It is almost impossible to resist the open road; to ignore the whisper of a stream as it slides over moss-covered rocks; to disregard a wink from the tallest tree in the forest; to snub the open arms of a sandy shoreline. Every year, undiscovered dioramas of crooked rivers, sparkling lakes and mountain vistas entice us to explore their beauty. This year, Canada Post pays tribute to the beauty and diversity of Canada with the first of a new stamp series, "Scenic Highways". The stamps will be issued in sets of four, one set per year for the next three years. The opening set, scheduled for release on June 30th, features a visual delight of contrasting scenery; Cape Breton's Cabot Trail, Ontario's Wine Route, Saskatchewan's Big Muddy, and British Columbia's Sea to Sky Highway.
In his first work for Canada Post, designer Lou Cable has just juggled several elements to give us a striking photographic image of each of these, the first four stamps in the Scenic Highway series. Each combines four elements: a landscape photo; a depiction of one local cultural, historical, economical or recreational aspect; an official provincial road sign; and one area of a map showing the specific piece of the road.
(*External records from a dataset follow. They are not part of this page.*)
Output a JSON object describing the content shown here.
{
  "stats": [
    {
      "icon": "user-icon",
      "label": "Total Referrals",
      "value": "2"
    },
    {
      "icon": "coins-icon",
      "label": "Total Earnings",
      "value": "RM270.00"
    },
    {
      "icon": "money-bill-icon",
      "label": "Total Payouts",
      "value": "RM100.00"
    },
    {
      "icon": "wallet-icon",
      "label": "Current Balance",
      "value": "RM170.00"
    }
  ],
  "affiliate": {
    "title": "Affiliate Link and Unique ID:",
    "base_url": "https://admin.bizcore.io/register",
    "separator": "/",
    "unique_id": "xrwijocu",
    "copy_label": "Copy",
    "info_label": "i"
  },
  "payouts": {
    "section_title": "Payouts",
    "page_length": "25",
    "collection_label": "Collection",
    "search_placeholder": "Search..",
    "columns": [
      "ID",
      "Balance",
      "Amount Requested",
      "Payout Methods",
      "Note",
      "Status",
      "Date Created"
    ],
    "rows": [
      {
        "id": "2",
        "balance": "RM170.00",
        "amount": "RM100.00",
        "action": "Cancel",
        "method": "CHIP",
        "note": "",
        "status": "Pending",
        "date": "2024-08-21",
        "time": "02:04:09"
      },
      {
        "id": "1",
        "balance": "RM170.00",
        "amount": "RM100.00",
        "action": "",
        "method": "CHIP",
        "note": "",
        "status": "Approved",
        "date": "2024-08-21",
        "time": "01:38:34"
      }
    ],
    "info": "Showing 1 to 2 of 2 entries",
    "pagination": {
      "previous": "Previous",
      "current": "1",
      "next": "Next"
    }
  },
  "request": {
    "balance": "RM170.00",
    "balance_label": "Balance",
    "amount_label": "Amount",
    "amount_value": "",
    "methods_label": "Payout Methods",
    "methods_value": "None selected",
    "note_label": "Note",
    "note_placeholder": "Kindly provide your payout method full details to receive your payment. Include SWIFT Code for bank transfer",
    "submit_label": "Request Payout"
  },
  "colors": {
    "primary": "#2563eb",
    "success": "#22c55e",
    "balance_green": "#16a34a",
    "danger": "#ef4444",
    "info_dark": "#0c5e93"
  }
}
Half the fun of driving along B.C.'s incredible Route 99 is counting the number of times you have to stop to soak up the stunning scenery. Carved from sheer granite cliffs in several places, the Sea to Sky Highway, also known as the Squamish Highway, hugs fjord-like Howe Sound on its ways from the Lower Mainland to the former gold rush town of Lillooet. The Vancouver Coast and Mountains Tourism Region refers to Route 99 as the "gateway to the spectacular" and writes that "The snow capped Coast Mountains are spectacular; the harbour views captivating; and the forested valley and the lush farmlands unspoilt and picturesque". This part of British Columbia was first settled by the Coast and Interior Salish Indians centuries ago. Gold seekers arrived in the 1850' and 60' followed by loggers and farmers. Today, over 20,000 people live in the area between Horseshoe Bay and Whistler Resort. Another 5,500 dwell in the Lillooet area. Originally a logging and homesteading road, the Sea to Sky Highway has undergone dramatic improvements in recent years. A great debt is owed to the road builders who struggled with mountain torrents, falling stones, rock slides, and freezing weather to sculpt out a safe road with such exhilarating views.
The contributing photographer for the Sea to Sky Highway is Ed Gifford of British Columbia.